## Task description
Every record that follows should be copied exactly. No picture belongs in the copy.

☆ ☆ ☆ ☆

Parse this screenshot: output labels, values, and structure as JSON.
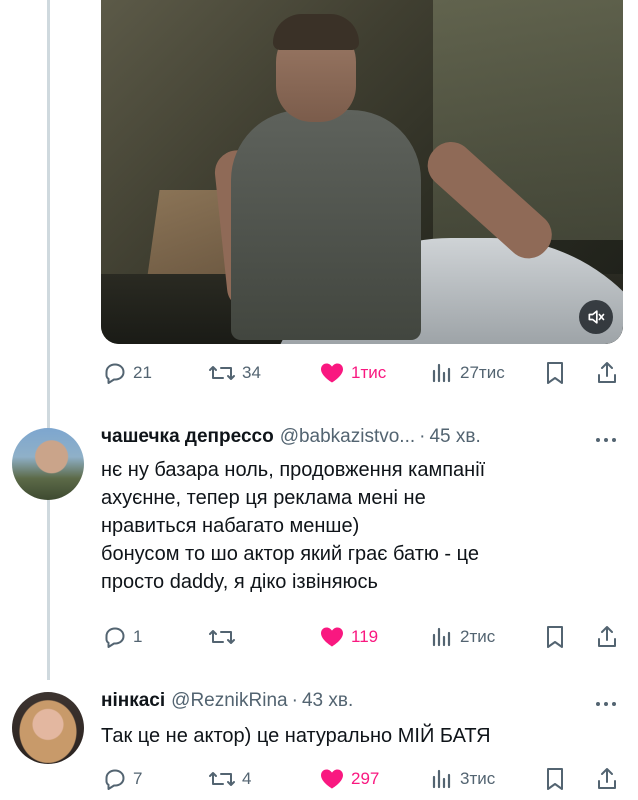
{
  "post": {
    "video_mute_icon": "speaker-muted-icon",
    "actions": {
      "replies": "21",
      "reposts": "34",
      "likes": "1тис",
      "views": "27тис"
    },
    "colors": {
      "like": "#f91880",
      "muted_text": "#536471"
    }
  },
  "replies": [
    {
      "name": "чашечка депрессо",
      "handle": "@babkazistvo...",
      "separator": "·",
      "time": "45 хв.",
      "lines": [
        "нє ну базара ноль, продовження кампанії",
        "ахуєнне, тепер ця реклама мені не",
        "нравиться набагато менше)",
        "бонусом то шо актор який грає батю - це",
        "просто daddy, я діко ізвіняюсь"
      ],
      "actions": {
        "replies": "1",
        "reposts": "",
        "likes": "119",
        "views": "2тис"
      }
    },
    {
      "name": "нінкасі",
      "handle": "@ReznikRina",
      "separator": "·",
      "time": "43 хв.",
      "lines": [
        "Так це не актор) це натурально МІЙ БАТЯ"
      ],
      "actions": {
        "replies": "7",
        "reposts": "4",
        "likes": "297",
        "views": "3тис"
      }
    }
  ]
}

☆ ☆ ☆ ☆

## Problem solution
Parse this screenshot: output labels, values, and structure as JSON.
{
  "post": {
    "video_mute_icon": "speaker-muted-icon",
    "actions": {
      "replies": "21",
      "reposts": "34",
      "likes": "1тис",
      "views": "27тис"
    },
    "colors": {
      "like": "#f91880",
      "muted_text": "#536471"
    }
  },
  "replies": [
    {
      "name": "чашечка депрессо",
      "handle": "@babkazistvo...",
      "separator": "·",
      "time": "45 хв.",
      "lines": [
        "нє ну базара ноль, продовження кампанії",
        "ахуєнне, тепер ця реклама мені не",
        "нравиться набагато менше)",
        "бонусом то шо актор який грає батю - це",
        "просто daddy, я діко ізвіняюсь"
      ],
      "actions": {
        "replies": "1",
        "reposts": "",
        "likes": "119",
        "views": "2тис"
      }
    },
    {
      "name": "нінкасі",
      "handle": "@ReznikRina",
      "separator": "·",
      "time": "43 хв.",
      "lines": [
        "Так це не актор) це натурально МІЙ БАТЯ"
      ],
      "actions": {
        "replies": "7",
        "reposts": "4",
        "likes": "297",
        "views": "3тис"
      }
    }
  ]
}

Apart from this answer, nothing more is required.